Anne Garrels reporting from Iraq in 2003.
Anne Garrels left this earth wishing she could go to Ukraine to cover the war, and tell more stories of struggle, courage, and survival. Annie and I handed off the keys to each other in many war zones, including Kosovo, Afghanistan and Iraq. When she died this week, at the age of 71, I thought of the long dinners we'd have before one of us left, filled with small gossip in bombed-out places, and long, restorative belly laughs.
But I want to use this time to hear from Annie.
She became a journalist in the 1970s, when women reporters were often assigned stories about homemaking or candidates' wives, and dismissed with little pet names by male editors and colleagues.
Annie always said she found it an advantage to be a woman journalist, "especially, ironically in societies where women are sequestered," she once wrote. "I can walk both sides of the street, talking the talk with male officials while visiting the women's inner sanctums, which are often off-limits to foreign males."
Her 2017 book Putin Country describes the taxi drivers, teachers and gangsters she met over two decades of visits to Chelyabinsk, Russia - a former Soviet military region near the Ural mountains.
She learned a lot, she wrote, in a women's banya, or bath house, where, she said, "Languorous discussions are interspersed with douses of cold water ... perhaps a beer."
"It's hard to find women who have much good to say about Russian men," she wrote. One woman told Annie, "'While many men took to their couch and bottle, we women forced ourselves to adjust. Someone had to feed the children.'"
Her 2004 book, Naked in Baghdad, tells of her weeks as the only broadcast journalist who remained in the city as U.S. forces bombed the capital.
Because Annie stayed in Baghdad, she got some shopkeepers who stayed up all night to guard against looters to tell her how the U.S. "victory" made them anxious. She wrote:
"'I've never known freedom," thirty-three-year-old Ali al-Abadi says, the tremor in his voice revealing a jumble of mixed emotions. "We want a just government, but we want a just Iraqi government,' he adds. ... They want nothing to do with anyone who has just come back from living in luxury abroad while they themselves have suffered at home."

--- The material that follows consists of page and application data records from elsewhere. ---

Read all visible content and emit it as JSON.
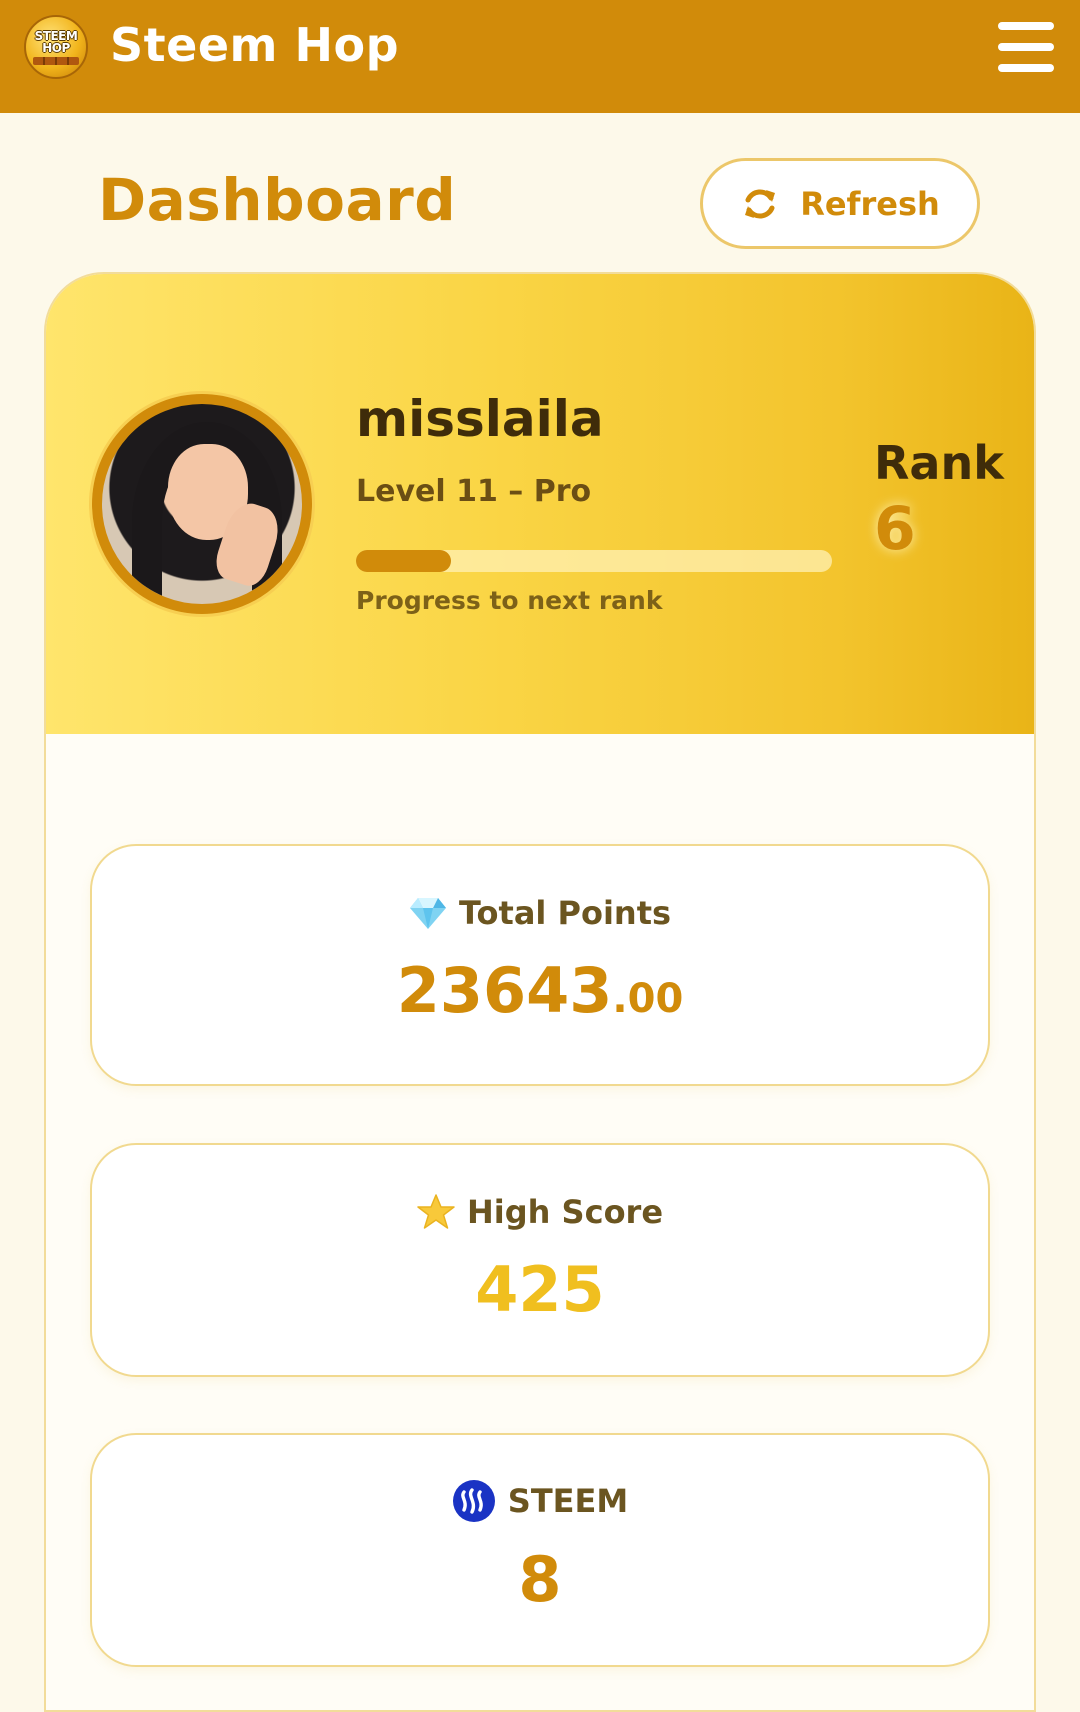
{
  "app": {
    "title": "Steem Hop",
    "logo_line1": "STEEM",
    "logo_line2": "HOP",
    "menu_icon": "hamburger-menu-icon"
  },
  "header": {
    "title": "Dashboard",
    "refresh_label": "Refresh",
    "refresh_icon": "refresh-icon"
  },
  "profile": {
    "username": "misslaila",
    "level": "Level 11 – Pro",
    "progress_percent": 20,
    "progress_caption": "Progress to next rank",
    "rank_label": "Rank",
    "rank_value": "6"
  },
  "stats": {
    "total_points": {
      "icon": "diamond-icon",
      "label": "Total Points",
      "integer": "23643",
      "decimals": ".00"
    },
    "high_score": {
      "icon": "star-icon",
      "label": "High Score",
      "value": "425"
    },
    "steem": {
      "icon": "steem-logo-icon",
      "label": "STEEM",
      "value": "8"
    }
  },
  "colors": {
    "brand": "#d18b0a",
    "banner_start": "#ffe56c",
    "banner_end": "#e9b417",
    "high_score": "#f0bf1f",
    "steem_blue": "#1a33c4"
  }
}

And because Anne Garrels had shared some of those most dangerous times with them, in place after place around the globe, people would look her in the eye and talk to her.